Top of Data for this task
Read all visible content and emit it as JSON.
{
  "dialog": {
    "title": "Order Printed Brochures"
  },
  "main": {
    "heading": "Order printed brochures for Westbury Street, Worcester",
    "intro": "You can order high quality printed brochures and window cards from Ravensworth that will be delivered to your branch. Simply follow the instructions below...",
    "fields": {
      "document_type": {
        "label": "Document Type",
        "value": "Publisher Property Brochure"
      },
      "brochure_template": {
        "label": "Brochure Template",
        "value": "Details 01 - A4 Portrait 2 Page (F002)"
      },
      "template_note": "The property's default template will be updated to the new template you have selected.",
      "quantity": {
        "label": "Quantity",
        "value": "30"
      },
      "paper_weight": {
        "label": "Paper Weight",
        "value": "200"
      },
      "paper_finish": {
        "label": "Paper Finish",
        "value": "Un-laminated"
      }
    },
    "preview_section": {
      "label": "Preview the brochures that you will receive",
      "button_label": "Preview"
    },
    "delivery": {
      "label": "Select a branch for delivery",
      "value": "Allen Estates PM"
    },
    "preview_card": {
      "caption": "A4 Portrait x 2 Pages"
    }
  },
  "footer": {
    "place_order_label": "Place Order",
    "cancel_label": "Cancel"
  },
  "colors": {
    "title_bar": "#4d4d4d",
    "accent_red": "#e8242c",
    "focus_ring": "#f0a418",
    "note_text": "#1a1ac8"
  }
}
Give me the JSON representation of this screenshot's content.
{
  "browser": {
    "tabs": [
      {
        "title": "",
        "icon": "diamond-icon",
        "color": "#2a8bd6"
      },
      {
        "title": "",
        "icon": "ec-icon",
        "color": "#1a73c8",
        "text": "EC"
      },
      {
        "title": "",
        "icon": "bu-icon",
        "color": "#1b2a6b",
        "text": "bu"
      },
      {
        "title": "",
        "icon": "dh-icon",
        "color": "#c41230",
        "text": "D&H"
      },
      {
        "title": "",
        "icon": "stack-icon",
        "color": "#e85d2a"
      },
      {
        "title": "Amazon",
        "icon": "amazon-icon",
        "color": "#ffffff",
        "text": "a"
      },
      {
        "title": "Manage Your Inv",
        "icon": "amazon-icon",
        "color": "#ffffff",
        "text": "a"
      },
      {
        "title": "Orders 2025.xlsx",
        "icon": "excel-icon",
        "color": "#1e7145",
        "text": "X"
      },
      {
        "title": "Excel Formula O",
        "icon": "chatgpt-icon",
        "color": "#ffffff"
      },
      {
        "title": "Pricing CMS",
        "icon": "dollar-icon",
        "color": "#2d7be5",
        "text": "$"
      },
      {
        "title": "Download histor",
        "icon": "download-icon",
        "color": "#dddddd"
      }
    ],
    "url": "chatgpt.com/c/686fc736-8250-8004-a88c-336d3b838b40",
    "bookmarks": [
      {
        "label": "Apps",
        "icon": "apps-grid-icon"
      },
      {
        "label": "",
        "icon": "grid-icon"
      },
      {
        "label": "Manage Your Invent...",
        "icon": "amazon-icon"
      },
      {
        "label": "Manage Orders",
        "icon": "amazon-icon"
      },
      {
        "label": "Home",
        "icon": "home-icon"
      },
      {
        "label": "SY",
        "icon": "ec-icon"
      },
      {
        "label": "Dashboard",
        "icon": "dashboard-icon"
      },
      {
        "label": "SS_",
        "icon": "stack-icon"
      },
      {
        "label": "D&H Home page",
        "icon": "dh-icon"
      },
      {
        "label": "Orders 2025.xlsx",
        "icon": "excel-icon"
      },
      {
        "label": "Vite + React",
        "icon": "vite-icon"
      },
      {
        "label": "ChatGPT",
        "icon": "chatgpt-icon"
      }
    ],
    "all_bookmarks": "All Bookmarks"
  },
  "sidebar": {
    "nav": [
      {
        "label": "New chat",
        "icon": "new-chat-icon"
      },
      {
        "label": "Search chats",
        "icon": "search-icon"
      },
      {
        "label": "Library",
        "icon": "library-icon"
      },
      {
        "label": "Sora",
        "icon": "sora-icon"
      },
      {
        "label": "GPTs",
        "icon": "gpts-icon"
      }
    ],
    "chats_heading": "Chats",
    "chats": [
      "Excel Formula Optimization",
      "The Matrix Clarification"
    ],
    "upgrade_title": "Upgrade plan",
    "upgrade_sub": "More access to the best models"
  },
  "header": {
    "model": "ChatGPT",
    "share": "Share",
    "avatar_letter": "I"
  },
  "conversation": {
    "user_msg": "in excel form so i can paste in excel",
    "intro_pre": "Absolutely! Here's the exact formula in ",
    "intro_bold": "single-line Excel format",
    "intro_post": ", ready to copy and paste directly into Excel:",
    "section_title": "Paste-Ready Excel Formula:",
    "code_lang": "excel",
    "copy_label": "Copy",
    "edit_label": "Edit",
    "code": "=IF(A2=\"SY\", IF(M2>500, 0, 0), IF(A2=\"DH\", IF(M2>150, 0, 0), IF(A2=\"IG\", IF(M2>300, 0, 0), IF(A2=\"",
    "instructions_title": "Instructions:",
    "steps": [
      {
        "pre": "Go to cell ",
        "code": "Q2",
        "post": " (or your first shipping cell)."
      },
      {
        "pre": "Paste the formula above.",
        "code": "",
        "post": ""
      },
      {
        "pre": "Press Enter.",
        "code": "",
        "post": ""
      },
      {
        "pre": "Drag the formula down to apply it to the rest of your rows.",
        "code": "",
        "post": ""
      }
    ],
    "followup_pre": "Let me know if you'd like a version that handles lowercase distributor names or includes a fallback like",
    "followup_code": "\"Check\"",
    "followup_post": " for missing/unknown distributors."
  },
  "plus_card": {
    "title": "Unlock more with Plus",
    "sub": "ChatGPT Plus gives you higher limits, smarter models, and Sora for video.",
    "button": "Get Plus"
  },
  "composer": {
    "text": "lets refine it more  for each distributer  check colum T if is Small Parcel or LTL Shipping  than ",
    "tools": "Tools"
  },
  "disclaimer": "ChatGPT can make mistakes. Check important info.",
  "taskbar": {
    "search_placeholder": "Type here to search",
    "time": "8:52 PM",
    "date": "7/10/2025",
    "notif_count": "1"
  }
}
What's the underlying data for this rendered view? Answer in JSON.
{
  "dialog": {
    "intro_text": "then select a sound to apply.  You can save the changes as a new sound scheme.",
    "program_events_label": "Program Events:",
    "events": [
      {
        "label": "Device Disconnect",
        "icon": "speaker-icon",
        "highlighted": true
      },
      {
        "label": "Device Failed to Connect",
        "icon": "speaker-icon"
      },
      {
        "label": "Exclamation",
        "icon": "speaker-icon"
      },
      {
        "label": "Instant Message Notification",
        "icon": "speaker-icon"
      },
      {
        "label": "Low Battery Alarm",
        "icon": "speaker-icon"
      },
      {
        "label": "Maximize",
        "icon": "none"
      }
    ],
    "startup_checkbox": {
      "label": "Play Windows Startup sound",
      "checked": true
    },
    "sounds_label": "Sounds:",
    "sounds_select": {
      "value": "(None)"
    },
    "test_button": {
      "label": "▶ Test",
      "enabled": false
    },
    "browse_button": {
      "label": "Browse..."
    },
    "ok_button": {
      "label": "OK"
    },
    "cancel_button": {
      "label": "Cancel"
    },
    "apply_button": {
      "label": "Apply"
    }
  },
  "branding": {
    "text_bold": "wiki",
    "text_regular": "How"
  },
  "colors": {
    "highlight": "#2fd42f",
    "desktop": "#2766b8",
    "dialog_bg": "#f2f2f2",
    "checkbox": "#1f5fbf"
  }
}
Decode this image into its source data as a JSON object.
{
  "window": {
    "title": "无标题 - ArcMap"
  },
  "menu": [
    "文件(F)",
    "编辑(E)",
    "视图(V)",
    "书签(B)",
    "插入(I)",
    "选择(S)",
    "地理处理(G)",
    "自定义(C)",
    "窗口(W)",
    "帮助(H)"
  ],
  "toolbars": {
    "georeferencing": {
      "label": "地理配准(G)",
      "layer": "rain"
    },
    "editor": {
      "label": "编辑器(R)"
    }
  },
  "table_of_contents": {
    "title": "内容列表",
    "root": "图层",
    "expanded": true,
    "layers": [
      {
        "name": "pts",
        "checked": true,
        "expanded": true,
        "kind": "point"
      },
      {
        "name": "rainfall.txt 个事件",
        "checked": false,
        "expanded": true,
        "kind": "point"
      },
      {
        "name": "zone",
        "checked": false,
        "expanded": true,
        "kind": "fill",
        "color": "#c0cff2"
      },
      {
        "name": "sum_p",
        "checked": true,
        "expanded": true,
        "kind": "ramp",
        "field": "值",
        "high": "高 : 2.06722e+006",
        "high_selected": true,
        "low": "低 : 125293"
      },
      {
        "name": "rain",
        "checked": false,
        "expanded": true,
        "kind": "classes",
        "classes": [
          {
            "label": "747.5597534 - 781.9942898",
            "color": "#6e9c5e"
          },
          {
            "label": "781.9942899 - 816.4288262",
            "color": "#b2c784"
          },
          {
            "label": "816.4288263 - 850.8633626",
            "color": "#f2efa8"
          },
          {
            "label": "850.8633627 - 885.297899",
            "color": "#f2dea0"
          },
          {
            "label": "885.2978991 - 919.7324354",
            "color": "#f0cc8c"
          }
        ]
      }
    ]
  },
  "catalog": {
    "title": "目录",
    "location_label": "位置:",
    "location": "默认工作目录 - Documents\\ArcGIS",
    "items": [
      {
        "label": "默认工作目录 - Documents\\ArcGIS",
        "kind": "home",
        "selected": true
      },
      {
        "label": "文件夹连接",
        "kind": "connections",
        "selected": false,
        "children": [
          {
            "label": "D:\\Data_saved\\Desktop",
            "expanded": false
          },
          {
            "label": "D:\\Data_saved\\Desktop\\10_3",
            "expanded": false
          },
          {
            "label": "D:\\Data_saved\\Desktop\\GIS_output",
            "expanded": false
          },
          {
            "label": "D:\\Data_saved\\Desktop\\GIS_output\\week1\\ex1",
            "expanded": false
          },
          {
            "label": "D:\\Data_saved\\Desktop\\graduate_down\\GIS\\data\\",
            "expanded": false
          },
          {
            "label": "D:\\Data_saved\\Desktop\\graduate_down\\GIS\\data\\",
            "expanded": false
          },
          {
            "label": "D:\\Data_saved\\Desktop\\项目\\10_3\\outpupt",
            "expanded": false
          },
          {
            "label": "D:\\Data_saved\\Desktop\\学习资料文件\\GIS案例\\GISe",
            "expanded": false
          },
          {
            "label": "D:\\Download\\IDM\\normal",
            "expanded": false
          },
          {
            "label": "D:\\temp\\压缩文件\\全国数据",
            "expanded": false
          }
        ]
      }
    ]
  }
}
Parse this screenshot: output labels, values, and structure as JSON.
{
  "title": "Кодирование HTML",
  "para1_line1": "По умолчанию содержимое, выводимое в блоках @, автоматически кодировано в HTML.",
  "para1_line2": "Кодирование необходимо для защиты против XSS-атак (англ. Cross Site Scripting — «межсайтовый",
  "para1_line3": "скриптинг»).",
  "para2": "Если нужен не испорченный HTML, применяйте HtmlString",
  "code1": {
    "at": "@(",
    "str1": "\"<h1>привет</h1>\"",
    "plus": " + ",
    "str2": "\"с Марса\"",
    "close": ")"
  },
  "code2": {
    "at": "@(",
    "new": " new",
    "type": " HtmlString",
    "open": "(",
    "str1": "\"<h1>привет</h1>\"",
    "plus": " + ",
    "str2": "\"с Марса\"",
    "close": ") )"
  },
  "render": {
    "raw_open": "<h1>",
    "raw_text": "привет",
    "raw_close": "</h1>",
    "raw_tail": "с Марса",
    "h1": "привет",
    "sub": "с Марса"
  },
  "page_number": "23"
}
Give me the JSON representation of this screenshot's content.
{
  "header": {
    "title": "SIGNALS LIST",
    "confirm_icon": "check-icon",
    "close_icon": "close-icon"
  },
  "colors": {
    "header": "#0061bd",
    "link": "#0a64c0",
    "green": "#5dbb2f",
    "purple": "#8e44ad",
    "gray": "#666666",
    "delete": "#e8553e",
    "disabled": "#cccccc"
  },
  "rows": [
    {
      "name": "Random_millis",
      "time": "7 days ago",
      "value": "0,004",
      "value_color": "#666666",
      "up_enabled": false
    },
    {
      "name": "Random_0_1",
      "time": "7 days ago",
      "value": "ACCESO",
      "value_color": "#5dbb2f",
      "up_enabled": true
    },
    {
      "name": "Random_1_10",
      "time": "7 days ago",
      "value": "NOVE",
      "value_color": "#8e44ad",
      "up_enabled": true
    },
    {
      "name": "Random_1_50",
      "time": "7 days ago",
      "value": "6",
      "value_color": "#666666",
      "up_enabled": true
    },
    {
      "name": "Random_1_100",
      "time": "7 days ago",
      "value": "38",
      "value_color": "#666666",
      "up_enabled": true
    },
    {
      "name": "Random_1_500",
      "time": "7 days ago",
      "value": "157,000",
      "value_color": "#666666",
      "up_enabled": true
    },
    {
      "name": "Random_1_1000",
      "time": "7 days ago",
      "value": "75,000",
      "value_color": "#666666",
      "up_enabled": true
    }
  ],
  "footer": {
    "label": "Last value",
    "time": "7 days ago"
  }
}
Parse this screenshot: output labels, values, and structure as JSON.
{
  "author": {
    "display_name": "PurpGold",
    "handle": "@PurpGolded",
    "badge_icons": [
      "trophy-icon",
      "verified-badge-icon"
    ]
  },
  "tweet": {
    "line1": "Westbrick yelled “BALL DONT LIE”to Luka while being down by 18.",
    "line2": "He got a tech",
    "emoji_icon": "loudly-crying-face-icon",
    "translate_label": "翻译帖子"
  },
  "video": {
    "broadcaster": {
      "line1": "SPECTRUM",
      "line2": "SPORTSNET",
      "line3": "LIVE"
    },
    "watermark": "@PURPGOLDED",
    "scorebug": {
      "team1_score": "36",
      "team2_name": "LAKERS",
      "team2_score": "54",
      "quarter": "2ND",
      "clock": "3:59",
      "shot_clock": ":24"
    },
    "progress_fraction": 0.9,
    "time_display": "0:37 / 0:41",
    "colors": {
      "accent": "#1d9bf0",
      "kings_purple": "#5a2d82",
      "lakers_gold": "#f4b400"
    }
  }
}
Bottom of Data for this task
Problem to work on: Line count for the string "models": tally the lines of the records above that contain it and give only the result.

Written solution: 2